§ **TASK OBJECTIVE**:
The full data, repeated exactly, is the only answer needed.

=== MATERIAL SHOWN ===

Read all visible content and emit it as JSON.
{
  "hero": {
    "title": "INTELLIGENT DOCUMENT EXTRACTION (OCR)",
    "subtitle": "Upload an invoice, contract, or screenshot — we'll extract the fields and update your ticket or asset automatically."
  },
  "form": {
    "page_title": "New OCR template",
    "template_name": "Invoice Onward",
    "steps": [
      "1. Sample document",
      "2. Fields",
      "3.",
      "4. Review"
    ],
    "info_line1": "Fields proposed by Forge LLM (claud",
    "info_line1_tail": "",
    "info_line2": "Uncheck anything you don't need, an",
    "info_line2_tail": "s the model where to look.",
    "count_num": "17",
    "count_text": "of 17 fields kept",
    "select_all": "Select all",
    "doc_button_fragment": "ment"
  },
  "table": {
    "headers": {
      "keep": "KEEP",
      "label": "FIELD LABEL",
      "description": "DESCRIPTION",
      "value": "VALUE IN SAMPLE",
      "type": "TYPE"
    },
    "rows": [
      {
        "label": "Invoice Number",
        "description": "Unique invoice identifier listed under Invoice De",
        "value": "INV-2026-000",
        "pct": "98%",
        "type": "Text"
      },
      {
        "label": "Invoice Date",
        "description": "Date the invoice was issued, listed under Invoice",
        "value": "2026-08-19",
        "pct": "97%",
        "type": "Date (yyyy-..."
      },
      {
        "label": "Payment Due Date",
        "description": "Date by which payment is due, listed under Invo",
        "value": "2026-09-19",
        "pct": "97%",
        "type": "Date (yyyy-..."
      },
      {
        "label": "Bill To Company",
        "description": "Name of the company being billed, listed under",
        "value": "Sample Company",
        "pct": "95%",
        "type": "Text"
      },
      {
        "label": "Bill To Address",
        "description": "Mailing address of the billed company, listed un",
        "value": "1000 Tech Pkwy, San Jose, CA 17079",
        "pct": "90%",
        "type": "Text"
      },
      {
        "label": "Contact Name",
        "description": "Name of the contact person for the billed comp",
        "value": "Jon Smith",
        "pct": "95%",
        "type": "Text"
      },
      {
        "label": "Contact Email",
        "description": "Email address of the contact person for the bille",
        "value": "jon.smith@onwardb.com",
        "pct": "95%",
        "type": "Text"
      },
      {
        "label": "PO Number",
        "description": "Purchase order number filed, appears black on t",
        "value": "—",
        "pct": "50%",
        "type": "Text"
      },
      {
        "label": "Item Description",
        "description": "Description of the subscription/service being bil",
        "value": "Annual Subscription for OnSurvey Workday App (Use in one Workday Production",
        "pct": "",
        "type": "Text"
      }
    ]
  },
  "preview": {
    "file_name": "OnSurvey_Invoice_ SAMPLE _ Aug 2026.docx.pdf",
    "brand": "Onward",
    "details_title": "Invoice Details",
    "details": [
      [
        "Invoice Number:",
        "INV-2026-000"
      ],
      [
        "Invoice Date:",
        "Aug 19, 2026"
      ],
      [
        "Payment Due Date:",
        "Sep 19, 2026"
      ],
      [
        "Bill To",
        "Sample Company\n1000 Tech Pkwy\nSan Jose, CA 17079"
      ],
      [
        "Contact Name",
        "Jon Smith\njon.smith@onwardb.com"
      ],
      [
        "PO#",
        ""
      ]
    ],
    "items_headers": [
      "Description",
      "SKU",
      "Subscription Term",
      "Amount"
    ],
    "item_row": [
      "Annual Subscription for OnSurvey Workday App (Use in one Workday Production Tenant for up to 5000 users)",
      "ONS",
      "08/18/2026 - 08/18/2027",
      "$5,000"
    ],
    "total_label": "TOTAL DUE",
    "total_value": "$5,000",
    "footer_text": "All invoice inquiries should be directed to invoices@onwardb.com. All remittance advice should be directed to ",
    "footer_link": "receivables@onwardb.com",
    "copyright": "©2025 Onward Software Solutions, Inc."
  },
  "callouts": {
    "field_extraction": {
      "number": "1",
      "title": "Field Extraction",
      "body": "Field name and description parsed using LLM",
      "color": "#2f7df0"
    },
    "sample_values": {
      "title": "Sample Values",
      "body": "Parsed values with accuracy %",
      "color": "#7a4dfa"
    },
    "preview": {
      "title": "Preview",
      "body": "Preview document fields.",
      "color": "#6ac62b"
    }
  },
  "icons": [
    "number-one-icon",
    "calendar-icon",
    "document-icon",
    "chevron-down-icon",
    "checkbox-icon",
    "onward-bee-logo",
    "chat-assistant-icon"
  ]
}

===

§ **SOLUTION**:
Read all visible content and emit it as JSON.
{
  "hero": {
    "title": "INTELLIGENT DOCUMENT EXTRACTION (OCR)",
    "subtitle": "Upload an invoice, contract, or screenshot — we'll extract the fields and update your ticket or asset automatically."
  },
  "form": {
    "page_title": "New OCR template",
    "template_name": "Invoice Onward",
    "steps": [
      "1. Sample document",
      "2. Fields",
      "3.",
      "4. Review"
    ],
    "info_line1": "Fields proposed by Forge LLM (claud",
    "info_line1_tail": "",
    "info_line2": "Uncheck anything you don't need, an",
    "info_line2_tail": "s the model where to look.",
    "count_num": "17",
    "count_text": "of 17 fields kept",
    "select_all": "Select all",
    "doc_button_fragment": "ment"
  },
  "table": {
    "headers": {
      "keep": "KEEP",
      "label": "FIELD LABEL",
      "description": "DESCRIPTION",
      "value": "VALUE IN SAMPLE",
      "type": "TYPE"
    },
    "rows": [
      {
        "label": "Invoice Number",
        "description": "Unique invoice identifier listed under Invoice De",
        "value": "INV-2026-000",
        "pct": "98%",
        "type": "Text"
      },
      {
        "label": "Invoice Date",
        "description": "Date the invoice was issued, listed under Invoice",
        "value": "2026-08-19",
        "pct": "97%",
        "type": "Date (yyyy-..."
      },
      {
        "label": "Payment Due Date",
        "description": "Date by which payment is due, listed under Invo",
        "value": "2026-09-19",
        "pct": "97%",
        "type": "Date (yyyy-..."
      },
      {
        "label": "Bill To Company",
        "description": "Name of the company being billed, listed under",
        "value": "Sample Company",
        "pct": "95%",
        "type": "Text"
      },
      {
        "label": "Bill To Address",
        "description": "Mailing address of the billed company, listed un",
        "value": "1000 Tech Pkwy, San Jose, CA 17079",
        "pct": "90%",
        "type": "Text"
      },
      {
        "label": "Contact Name",
        "description": "Name of the contact person for the billed comp",
        "value": "Jon Smith",
        "pct": "95%",
        "type": "Text"
      },
      {
        "label": "Contact Email",
        "description": "Email address of the contact person for the bille",
        "value": "jon.smith@onwardb.com",
        "pct": "95%",
        "type": "Text"
      },
      {
        "label": "PO Number",
        "description": "Purchase order number filed, appears black on t",
        "value": "—",
        "pct": "50%",
        "type": "Text"
      },
      {
        "label": "Item Description",
        "description": "Description of the subscription/service being bil",
        "value": "Annual Subscription for OnSurvey Workday App (Use in one Workday Production",
        "pct": "",
        "type": "Text"
      }
    ]
  },
  "preview": {
    "file_name": "OnSurvey_Invoice_ SAMPLE _ Aug 2026.docx.pdf",
    "brand": "Onward",
    "details_title": "Invoice Details",
    "details": [
      [
        "Invoice Number:",
        "INV-2026-000"
      ],
      [
        "Invoice Date:",
        "Aug 19, 2026"
      ],
      [
        "Payment Due Date:",
        "Sep 19, 2026"
      ],
      [
        "Bill To",
        "Sample Company\n1000 Tech Pkwy\nSan Jose, CA 17079"
      ],
      [
        "Contact Name",
        "Jon Smith\njon.smith@onwardb.com"
      ],
      [
        "PO#",
        ""
      ]
    ],
    "items_headers": [
      "Description",
      "SKU",
      "Subscription Term",
      "Amount"
    ],
    "item_row": [
      "Annual Subscription for OnSurvey Workday App (Use in one Workday Production Tenant for up to 5000 users)",
      "ONS",
      "08/18/2026 - 08/18/2027",
      "$5,000"
    ],
    "total_label": "TOTAL DUE",
    "total_value": "$5,000",
    "footer_text": "All invoice inquiries should be directed to invoices@onwardb.com. All remittance advice should be directed to ",
    "footer_link": "receivables@onwardb.com",
    "copyright": "©2025 Onward Software Solutions, Inc."
  },
  "callouts": {
    "field_extraction": {
      "number": "1",
      "title": "Field Extraction",
      "body": "Field name and description parsed using LLM",
      "color": "#2f7df0"
    },
    "sample_values": {
      "title": "Sample Values",
      "body": "Parsed values with accuracy %",
      "color": "#7a4dfa"
    },
    "preview": {
      "title": "Preview",
      "body": "Preview document fields.",
      "color": "#6ac62b"
    }
  },
  "icons": [
    "number-one-icon",
    "calendar-icon",
    "document-icon",
    "chevron-down-icon",
    "checkbox-icon",
    "onward-bee-logo",
    "chat-assistant-icon"
  ]
}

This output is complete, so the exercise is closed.